  • For dual/multi-boot OS configurations, exclusively use GPT – MBR cannot handle multiple installs reliably.

  • For Windows recovery partitions under 32GB, either can work – Microsoft defaults these to MBR to reduce complexity since partition style is irrelevant once its job is done.

  • If a storage volume exceeds 2TB, always go GPT – MBR‘s partition size caps make it non-viable.

  • When permanently migrating an old MBR disk, backup data first then wipe & reformat GPT – There is no direct in-place conversion otherwise.

The choice still ultimately depends on your hardware environment, OS preferences, and storage requirements. But in most common situations for general home users, especially involving Windows 10 or 11, GPT is unambiguously the way to go for future compatibility and features. MBR now persists only for users maintaining outdated legacy systems against the tide of progress.

For everyone else running modern hardware and software, GPT is the clear champion going forward into 2023 and beyond.

GPT vs MBR: Frequently Asked Questions

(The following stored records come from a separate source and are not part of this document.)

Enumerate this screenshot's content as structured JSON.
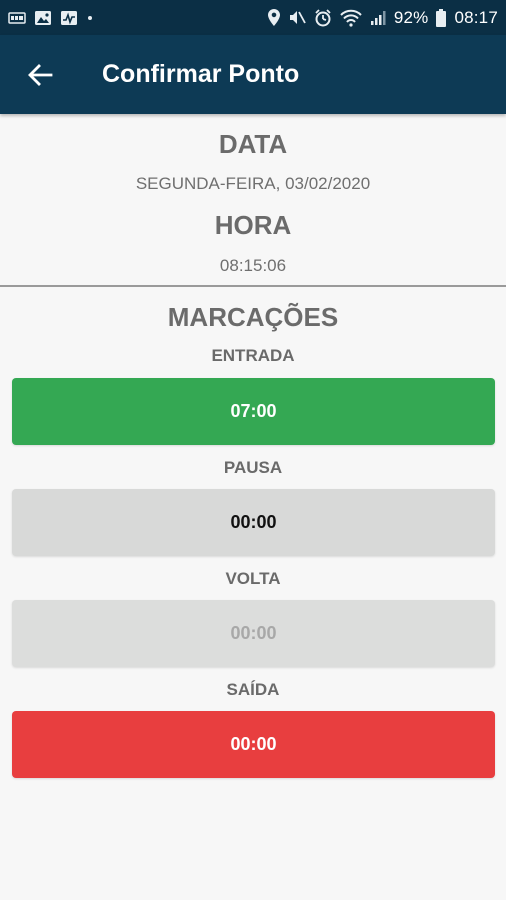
{
  "status_bar": {
    "battery": "92%",
    "time": "08:17"
  },
  "header": {
    "title": "Confirmar Ponto"
  },
  "info": {
    "data_title": "DATA",
    "data_value": "SEGUNDA-FEIRA, 03/02/2020",
    "hora_title": "HORA",
    "hora_value": "08:15:06"
  },
  "marcacoes": {
    "title": "MARCAÇÕES",
    "entrada": {
      "label": "ENTRADA",
      "value": "07:00",
      "color": "#34a853",
      "text_color": "#ffffff"
    },
    "pausa": {
      "label": "PAUSA",
      "value": "00:00",
      "color": "#d8d9d8",
      "text_color": "#111111"
    },
    "volta": {
      "label": "VOLTA",
      "value": "00:00",
      "color": "#dcdddc",
      "text_color": "#a8a8a8"
    },
    "saida": {
      "label": "SAÍDA",
      "value": "00:00",
      "color": "#e83e3f",
      "text_color": "#ffffff"
    }
  }
}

Here are answers to some commonly asked questions regarding the basics of MBR vs GPT for quick reference:

Is GPT better than MBR?

Yes, GPT is considered superior to MBR in almost all technical capabilities including partition limits, maximum volume sizes, backup resilience, operating system compatibility, and boot flexibility.

Do you need GPT for SSDs?

While not an outright requirement, GPT aligns far better with SSD architectures for optimal performance and supports the huge storage capacities and partitions available on high capacity modern SSDs.

What is the max partition size for MBR?

MBR caps individual partition sizes at 2 terabytes (2 TB). This limit is due to its legacy 32-bit logical block addressing structure dating back over 35 years.

What Windows version supports GPT?

All modern Windows versions beginning with Windows Vista and later support GPT without restrictions. This includes Windows 7, Windows 8, Windows 10, Windows 11, and Windows Server editions.

Can you convert MBR to GPT without data loss?

Unfortunately, no – converting an existing MBR disk to GPT always requires fully wiping all partition data beforehand. There is no method to directly change the partitioning scheme non-destructively. Proper backups must be done ahead of time to retain data.

Can I boot Windows 10 from MBR?

Yes, Windows 10 retains backward compatibility to boot from volumes formatted as either GPT or MBR in either UEFI or legacy BIOS modes. The setup process involves choosing appropriately based on your system firmware and disk type configured.

I hope these collectively help demystify some core questions around navigating between these fundamental disk partitioning technologies that manage how your critical storage volumes operate under the hood. Now equipped with the background covered here, you can make an informed decision on whether MBR or GPT meets your needs.